Foam degrades as time passes.

"Not if its kept from sunlight"

COLDIRON 01-06-2013 08:22 AM

I used expanding foam under my shower about 10 years ago no problem.

Now if I was going to install a bathtub I would probably use non shrink grout, or foam. Non shrink grout is what it says, once it sets that's it no shrinkage.

troubleseeker 01-06-2013 04:17 PM

Quote:

Originally Posted by paintdrying (Post 1087079)
I knew a plumber that would use drywall compound under everything. I would just use the mortar mix and be done with it.

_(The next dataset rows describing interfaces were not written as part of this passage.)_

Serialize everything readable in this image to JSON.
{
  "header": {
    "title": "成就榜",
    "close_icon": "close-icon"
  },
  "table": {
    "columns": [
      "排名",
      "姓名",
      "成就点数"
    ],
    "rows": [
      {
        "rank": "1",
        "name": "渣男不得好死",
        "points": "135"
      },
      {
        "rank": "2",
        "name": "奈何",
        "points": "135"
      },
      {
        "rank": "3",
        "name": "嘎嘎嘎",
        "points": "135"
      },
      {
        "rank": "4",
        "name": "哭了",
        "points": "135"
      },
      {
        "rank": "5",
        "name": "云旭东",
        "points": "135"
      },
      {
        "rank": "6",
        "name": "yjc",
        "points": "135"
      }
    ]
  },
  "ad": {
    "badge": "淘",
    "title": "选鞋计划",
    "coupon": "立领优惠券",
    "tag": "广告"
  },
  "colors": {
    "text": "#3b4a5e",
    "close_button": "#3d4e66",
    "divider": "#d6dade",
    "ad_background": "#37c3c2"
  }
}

I don't have much faith in the mud, but it is actually the recommended base in the instructions of a few acrylic tub manufacturers. Maybe there is a concern about the corrossiveness of cement based product? I still use the morter.

BigJim 01-06-2013 04:29 PM

Quote:

Originally Posted by oh'mike (Post 1087188)
Masons mix--right on the plywood floor---set the tub --wiggle it until into position secure the flange to the framing and leave it alone until set.

Do NOT step into the tub to set it--you might over do it--causing a hollow under the tub---

Gypcrete also works

What is Gypcrete? Which would be best, the Gypcrete or Mason's Mix?

rossfingal 01-06-2013 04:53 PM

gyp-crete (flo-crete) -
something like "floor leveler".

I'd use mortar.

"RF"

oh'mike 01-06-2013 05:19 PM

Ross is right----you would use Gypcrete only if you had a bag on the job for something else---

Otherwise masons mortar is the best choice

mgh-pa 01-08-2013 12:00 PM

Thanks, guys. I appreciate it. I will go with the mortar mix. No reason to take unneeded risks.


All times are GMT -5. The time now is 11:45 AM.


Copyright 2003-2014 Escalate Media LP. All Rights Reserved